Inside the cabin Jurgens fitted a number of standard items, like Melvil & Moon seat covers, a Navstar two-way radio, a Garmin Street Pilot 7200 GPS unit, Sandgrabber floor mats and more. But he also custom made a toolbox that fits behind the seat, aluminium door storage pockets, and an aluminium container that fits above the dash, for extra storage. And everything that could possibly move is held in place with yacht quality stretch cord, to eliminate rattles and loose objects.
On top of the cab is a Front Runner aluminium roofrack, with, amongst other things, a 121-decibel low frequency yacht horn fitted to it!
When Jurgen started to look for a canopy for his Cruiser, he knew exactly what he wanted. He started approaching various companies to see if they would custom make one for him. Some companies said yes, but he wasn’t impressed with their workmanship, until he found Alucab in Cape Town. Jurgen had designed an aluminium canopy with five-door access, as well as a 1,4 x 2,2-metre sleeping space on top, and Alucab made it to his specifications, and to the build quality that he required. The roof of the canopy opens up, assisted by gas struts, revealing a comfortable rooft op tent.

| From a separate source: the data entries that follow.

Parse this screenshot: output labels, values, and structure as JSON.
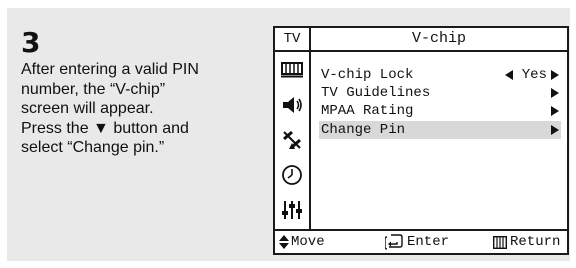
{
  "step": {
    "number": "3",
    "lines": [
      "After entering a valid PIN",
      "number, the “V-chip”",
      "screen will appear.",
      "Press the ▼ button and",
      "select “Change pin.”"
    ]
  },
  "tv_menu": {
    "source_label": "TV",
    "title": "V-chip",
    "items": [
      {
        "label": "V-chip Lock",
        "value": "Yes",
        "has_left_arrow": true,
        "has_right_arrow": true,
        "selected": false
      },
      {
        "label": "TV Guidelines",
        "value": "",
        "has_left_arrow": false,
        "has_right_arrow": true,
        "selected": false
      },
      {
        "label": "MPAA Rating",
        "value": "",
        "has_left_arrow": false,
        "has_right_arrow": true,
        "selected": false
      },
      {
        "label": "Change Pin",
        "value": "",
        "has_left_arrow": false,
        "has_right_arrow": true,
        "selected": true
      }
    ],
    "side_icons": [
      "picture-icon",
      "sound-icon",
      "channel-antenna-icon",
      "clock-icon",
      "setup-sliders-icon"
    ],
    "active_icon": "setup-sliders-icon",
    "footer": {
      "move": "Move",
      "enter": "Enter",
      "return": "Return"
    }
  },
  "colors": {
    "panel_bg": "#e9e9e9",
    "highlight": "#d8d8d8",
    "text": "#111111"
  }
}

On top of the canopy is a fixed mounted Siemens 120W high performance solar panel, also specially imported and used in the boat industry. This is linked to a 10-amp regulator, a charge indicator, and another 100-amp deep cycle batt ery. Jurgen says that this solar panel can actually charge all three batteries, and keep them in perfect working order and fully charged at all times, even in overcast conditions.

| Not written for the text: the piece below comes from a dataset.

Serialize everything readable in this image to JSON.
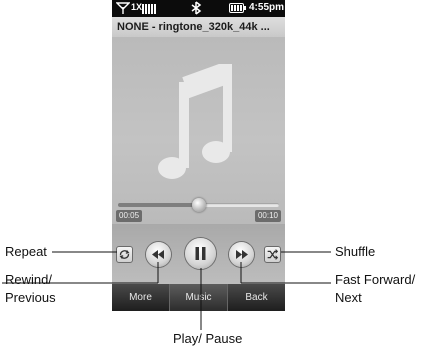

Mounted to a wall inside the canopy is a high-capacity water filtration system, based on those used by NATO, but homemade. It pre-filters down to 5 microns, as well as using an acti vated carbon filter, and then is filtered down to 0,2 micron by a Doulton Kieselguhr ceramic filter. Jurgen uses this when filling the five 20-litre jerry cans he keeps in his vehicle, and then re-filters the water through the same system before using it. Filtering 20 litres takes just three minutes or so.
In addition to all these remarkable modifications, Jurgen’s Land Cruiser has all of the more standard features that you’d expect, such as a roof-mounted spade, a gas cooker and spare cylinder, an ARB drawer storage system, an Engel 40- litre fridge, a comprehensive kitchen unit, internal and external lights, an aluminium table, two awnings and more. There’s even a bookcase in the back, which is a great idea.

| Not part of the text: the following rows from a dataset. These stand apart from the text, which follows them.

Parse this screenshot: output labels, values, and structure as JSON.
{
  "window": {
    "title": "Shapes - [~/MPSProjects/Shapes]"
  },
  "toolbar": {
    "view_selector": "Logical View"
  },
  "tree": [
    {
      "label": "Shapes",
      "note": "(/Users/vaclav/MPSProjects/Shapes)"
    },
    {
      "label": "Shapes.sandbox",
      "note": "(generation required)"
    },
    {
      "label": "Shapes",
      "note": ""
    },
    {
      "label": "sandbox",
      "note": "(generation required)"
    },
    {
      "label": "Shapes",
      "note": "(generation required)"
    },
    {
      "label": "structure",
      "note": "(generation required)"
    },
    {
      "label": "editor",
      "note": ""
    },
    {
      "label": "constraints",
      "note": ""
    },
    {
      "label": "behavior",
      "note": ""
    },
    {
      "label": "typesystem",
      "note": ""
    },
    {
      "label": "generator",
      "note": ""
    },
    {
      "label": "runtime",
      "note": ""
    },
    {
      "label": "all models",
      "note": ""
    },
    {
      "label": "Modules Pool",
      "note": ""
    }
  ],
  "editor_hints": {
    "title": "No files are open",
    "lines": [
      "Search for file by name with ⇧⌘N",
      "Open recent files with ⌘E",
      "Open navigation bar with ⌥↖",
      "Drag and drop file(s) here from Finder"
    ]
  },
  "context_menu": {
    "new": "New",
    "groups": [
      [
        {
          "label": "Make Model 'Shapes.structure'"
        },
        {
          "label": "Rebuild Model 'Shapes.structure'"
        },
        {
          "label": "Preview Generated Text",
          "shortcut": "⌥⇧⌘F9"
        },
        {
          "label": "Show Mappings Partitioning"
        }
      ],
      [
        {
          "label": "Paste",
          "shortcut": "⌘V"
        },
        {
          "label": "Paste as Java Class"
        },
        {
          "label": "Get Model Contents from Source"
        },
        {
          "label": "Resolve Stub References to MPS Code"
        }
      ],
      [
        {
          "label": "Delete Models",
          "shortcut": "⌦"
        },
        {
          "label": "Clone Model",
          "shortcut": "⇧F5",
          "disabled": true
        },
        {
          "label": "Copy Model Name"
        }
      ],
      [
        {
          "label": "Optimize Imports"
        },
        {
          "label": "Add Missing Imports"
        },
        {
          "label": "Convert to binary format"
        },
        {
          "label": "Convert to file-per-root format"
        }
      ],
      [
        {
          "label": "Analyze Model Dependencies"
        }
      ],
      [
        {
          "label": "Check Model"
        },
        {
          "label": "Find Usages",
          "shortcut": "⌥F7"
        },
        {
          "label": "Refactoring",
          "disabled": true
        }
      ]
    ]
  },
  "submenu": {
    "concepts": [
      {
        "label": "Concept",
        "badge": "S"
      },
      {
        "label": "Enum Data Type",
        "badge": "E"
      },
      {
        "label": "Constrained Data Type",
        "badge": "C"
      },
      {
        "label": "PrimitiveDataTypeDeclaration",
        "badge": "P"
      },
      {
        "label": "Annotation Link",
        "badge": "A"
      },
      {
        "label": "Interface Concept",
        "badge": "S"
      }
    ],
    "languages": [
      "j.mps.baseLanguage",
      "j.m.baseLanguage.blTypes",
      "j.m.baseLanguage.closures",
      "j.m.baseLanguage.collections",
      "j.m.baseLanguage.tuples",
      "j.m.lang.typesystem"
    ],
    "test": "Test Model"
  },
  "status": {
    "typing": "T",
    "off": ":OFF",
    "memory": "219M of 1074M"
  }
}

Everything in the Cruiser remains permanently in the vehicle so that there is virtually no packing to be done before a trip, and everything is securely mounted to avoid ratt les and moving. Also notable is that everything can be operated with the minimum of fuss by just one person.
We asked Jurgen how he had gone about designing his ultimate expedition vehicle, and he was modest in his answer:
“Speaking to others,” he said, “because you’re not as smart as you think you are, and someone else has already done everything you can think of.
“And when you’re making something, do everything twice: once on paper, and once in practice. Make little cardboard templates of everything, so that when you make the real item it fits perfectly first time.”
What are the most useful modifications that he’s made?
“Well, the diff -locks are invaluable”, he answers. “They make a huge difference off -road. When you are well and truly stuck, lock the diffs, and off you go… well, mostly.
“The extremely noisy horn is also useful, because even donkeys listen to it!”
We ask Jurgen if there is anything else he is planning to do to his vehicle. He replies that there are always things that can be improved.
But, in the case of his Cruiser, we’re not so sure about that.